The residential rate per kilowatt-hour (kWh) at $0.0739 will remain the same.  The Daily System Charge of 62 cents per day will increase to 63 cents per day.  

Here are the impacts based on a 30 day month:
New daily system charge:                   $18.90
Previous daily system charge:            $18.60
Increase:                                              $ 3.00
The average monthly bill will increase from approximately $116 to $119. 
The major driver of the rate increase is rising power costs due to the following:
  • Bonneville Power Administration (BPA) is increasing rates charged to customer utilities on October 1, 2019.  BPA is the major provider of power and transmission services to public utilities in the Northwest.
  • An increase in the requirement under the Energy Independence Act (passed in 2006) to purchase renewable resources. Effective January 1, 2020, that requirement increases from 9% to 15% which requires Benton PUD to acquire additional renewable energy that adds to overall power costs.
  • Power costs are projected to be up approximately $4 million in 2019 primarily resulting from a combination of two factors:  1) a much lower than average water year which reduces energy production from Benton PUD’s share of the Northwest hydroelectric system, and 2) extreme weather throughout the Northwest in February and March causing most Northwest utilities to purchase more energy at significantly higher market prices.
Benton PUD’s last overall revenue increase was 4.9% in September 2016. 

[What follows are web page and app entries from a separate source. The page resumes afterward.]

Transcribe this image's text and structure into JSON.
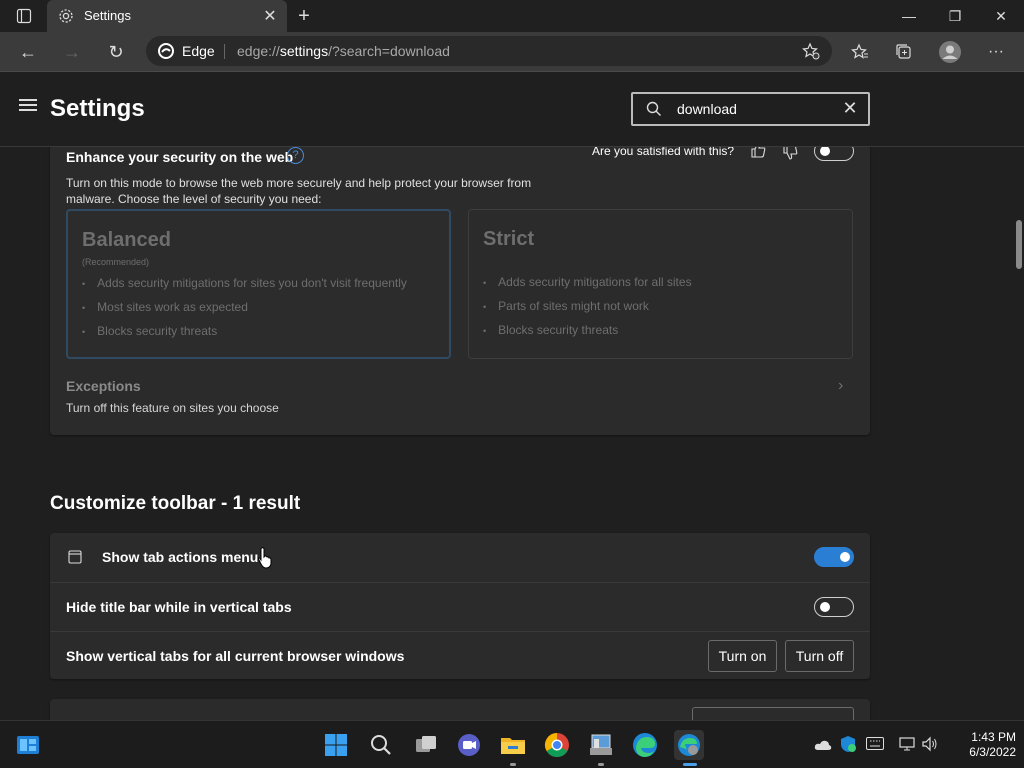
{
  "browser": {
    "tab_title": "Settings",
    "edge_label": "Edge",
    "url_prefix": "edge://",
    "url_main": "settings",
    "url_suffix": "/?search=download"
  },
  "settings": {
    "page_title": "Settings",
    "search_value": "download"
  },
  "security": {
    "title": "Enhance your security on the web",
    "feedback_question": "Are you satisfied with this?",
    "toggle_on": false,
    "description_line1": "Turn on this mode to browse the web more securely and help protect your browser from",
    "description_line2": "malware. Choose the level of security you need:",
    "balanced": {
      "title": "Balanced",
      "subtitle": "(Recommended)",
      "items": [
        "Adds security mitigations for sites you don't visit frequently",
        "Most sites work as expected",
        "Blocks security threats"
      ]
    },
    "strict": {
      "title": "Strict",
      "items": [
        "Adds security mitigations for all sites",
        "Parts of sites might not work",
        "Blocks security threats"
      ]
    },
    "exceptions_title": "Exceptions",
    "exceptions_desc": "Turn off this feature on sites you choose"
  },
  "toolbar_section": {
    "heading": "Customize toolbar - 1 result",
    "rows": [
      {
        "label": "Show tab actions menu",
        "toggle_on": true
      },
      {
        "label": "Hide title bar while in vertical tabs",
        "toggle_on": false
      },
      {
        "label": "Show vertical tabs for all current browser windows"
      }
    ],
    "turn_on_label": "Turn on",
    "turn_off_label": "Turn off"
  },
  "taskbar": {
    "time": "1:43 PM",
    "date": "6/3/2022"
  },
  "colors": {
    "accent": "#2a7fd4",
    "background": "#1f1f1f",
    "card": "#2b2b2b"
  }
}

The kilowatt-hour rate will remain the same.  The Daily System Charge is billed at the old rate for usage incurred in September and the new rate for usage incurred in October.

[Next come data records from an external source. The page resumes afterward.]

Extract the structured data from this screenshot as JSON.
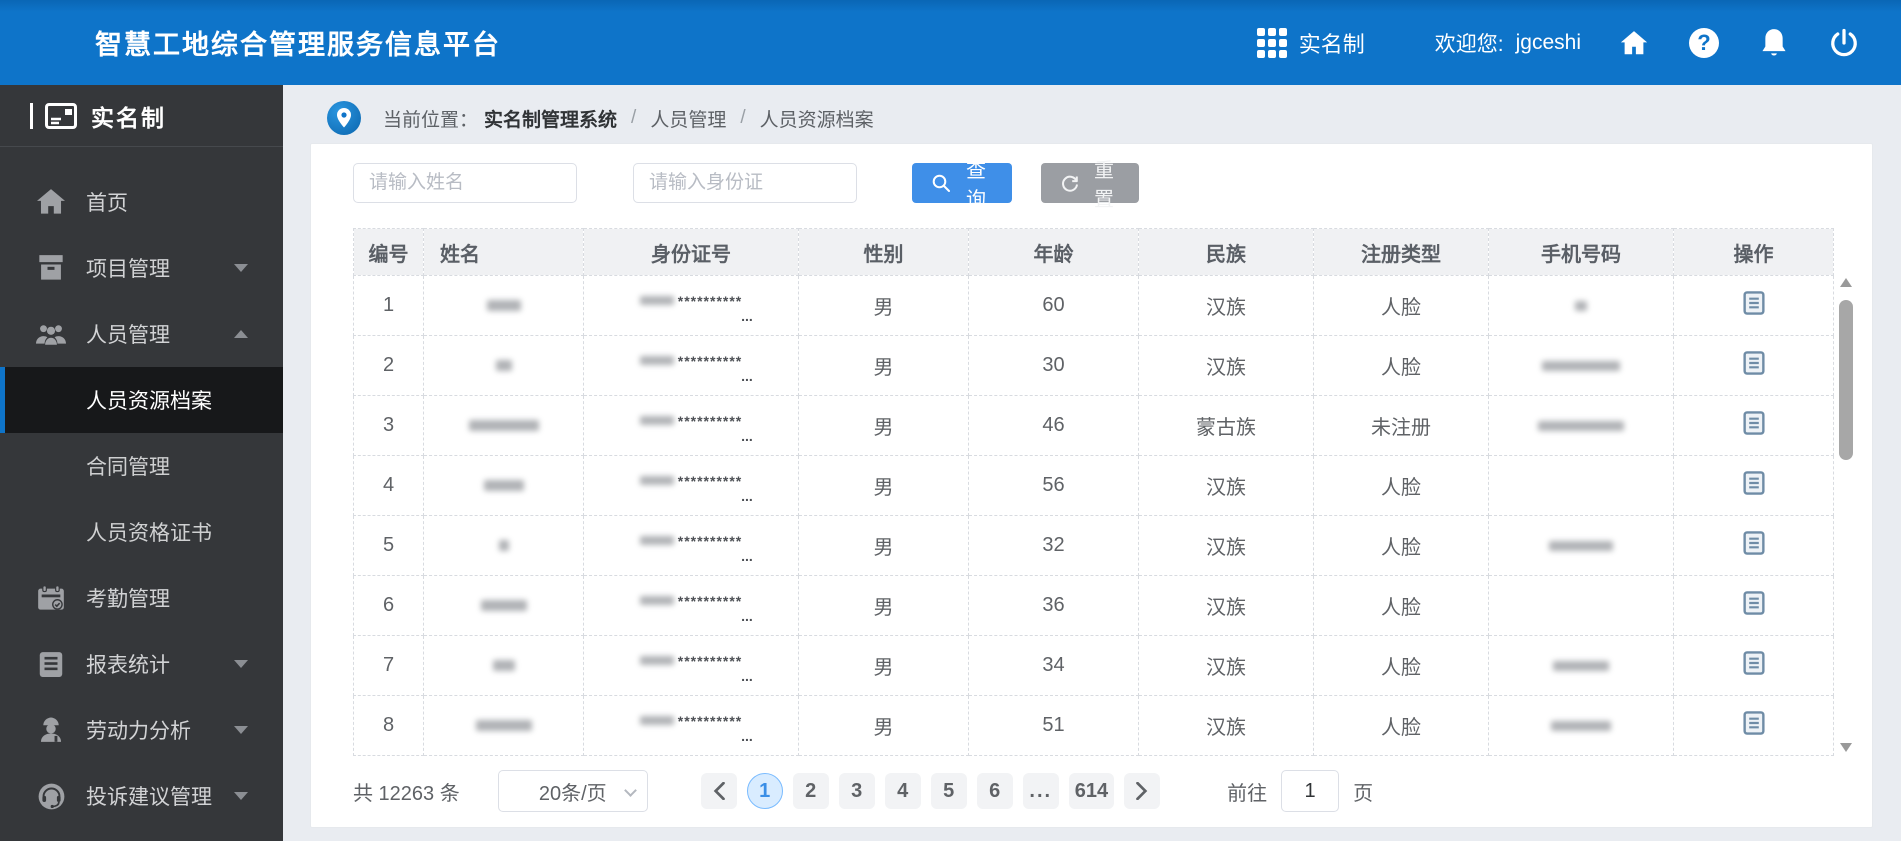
{
  "app": {
    "title": "智慧工地综合管理服务信息平台"
  },
  "topbar": {
    "module_label": "实名制",
    "welcome_label": "欢迎您:",
    "username": "jgceshi",
    "icons": [
      "apps-grid-icon",
      "home-icon",
      "help-icon",
      "bell-icon",
      "power-icon"
    ]
  },
  "sidebar": {
    "brand": "实名制",
    "items": [
      {
        "label": "首页",
        "icon": "home-icon"
      },
      {
        "label": "项目管理",
        "icon": "project-icon",
        "arrow": "down"
      },
      {
        "label": "人员管理",
        "icon": "people-icon",
        "arrow": "up",
        "children": [
          {
            "label": "人员资源档案",
            "active": true
          },
          {
            "label": "合同管理"
          },
          {
            "label": "人员资格证书"
          }
        ]
      },
      {
        "label": "考勤管理",
        "icon": "calendar-check-icon"
      },
      {
        "label": "报表统计",
        "icon": "report-icon",
        "arrow": "down"
      },
      {
        "label": "劳动力分析",
        "icon": "worker-icon",
        "arrow": "down"
      },
      {
        "label": "投诉建议管理",
        "icon": "headset-icon",
        "arrow": "down"
      }
    ]
  },
  "breadcrumb": {
    "prefix": "当前位置：",
    "root": "实名制管理系统",
    "sep": "/",
    "level1": "人员管理",
    "level2": "人员资源档案"
  },
  "filters": {
    "name_placeholder": "请输入姓名",
    "idcard_placeholder": "请输入身份证",
    "search_label": "查询",
    "reset_label": "重置"
  },
  "table": {
    "columns": [
      "编号",
      "姓名",
      "身份证号",
      "性别",
      "年龄",
      "民族",
      "注册类型",
      "手机号码",
      "操作"
    ],
    "id_mask": "**********",
    "id_overflow": "...",
    "rows": [
      {
        "no": "1",
        "gender": "男",
        "age": "60",
        "ethnic": "汉族",
        "reg_type": "人脸"
      },
      {
        "no": "2",
        "gender": "男",
        "age": "30",
        "ethnic": "汉族",
        "reg_type": "人脸"
      },
      {
        "no": "3",
        "gender": "男",
        "age": "46",
        "ethnic": "蒙古族",
        "reg_type": "未注册"
      },
      {
        "no": "4",
        "gender": "男",
        "age": "56",
        "ethnic": "汉族",
        "reg_type": "人脸"
      },
      {
        "no": "5",
        "gender": "男",
        "age": "32",
        "ethnic": "汉族",
        "reg_type": "人脸"
      },
      {
        "no": "6",
        "gender": "男",
        "age": "36",
        "ethnic": "汉族",
        "reg_type": "人脸"
      },
      {
        "no": "7",
        "gender": "男",
        "age": "34",
        "ethnic": "汉族",
        "reg_type": "人脸"
      },
      {
        "no": "8",
        "gender": "男",
        "age": "51",
        "ethnic": "汉族",
        "reg_type": "人脸"
      }
    ]
  },
  "pagination": {
    "total": "共 12263 条",
    "page_size": "20条/页",
    "pages": [
      "1",
      "2",
      "3",
      "4",
      "5",
      "6",
      "...",
      "614"
    ],
    "active": "1",
    "goto_label": "前往",
    "goto_value": "1",
    "goto_unit": "页"
  },
  "colors": {
    "topbar_blue": "#0e74c9",
    "sidebar_dark": "#35373a",
    "active_item_dark": "#17181a",
    "query_button_blue": "#3f8fe8",
    "reset_button_gray": "#9b9ea3",
    "active_page_bg": "#d9ecff",
    "active_page_border": "#79bbff",
    "active_page_text": "#3a8ee6"
  }
}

Street lights and security lights are not able to be prorated for billing periods that span October 1, 2017.  For these rate classes, the rate change will be applied to billing periods that begin on or after October 1, 2017.

The daily system charge is the rate component designed to recover certain fixed costs involved in providing electricity to a home or business, including such things as maintaining substations, poles and lines, meters, issuing bills, and maintaining records.  There is a minimum level of infrastructure required to serve a customer.

The monthly demand charge is the rate component designed to recover fixed costs associated with sizing the system to handle the maximum amount of energy consumed at a moment in time.

The monthly energy charge is the rate component designed to recover variable power supply costs.  The monthly energy charge currently includes a portion of fixed costs.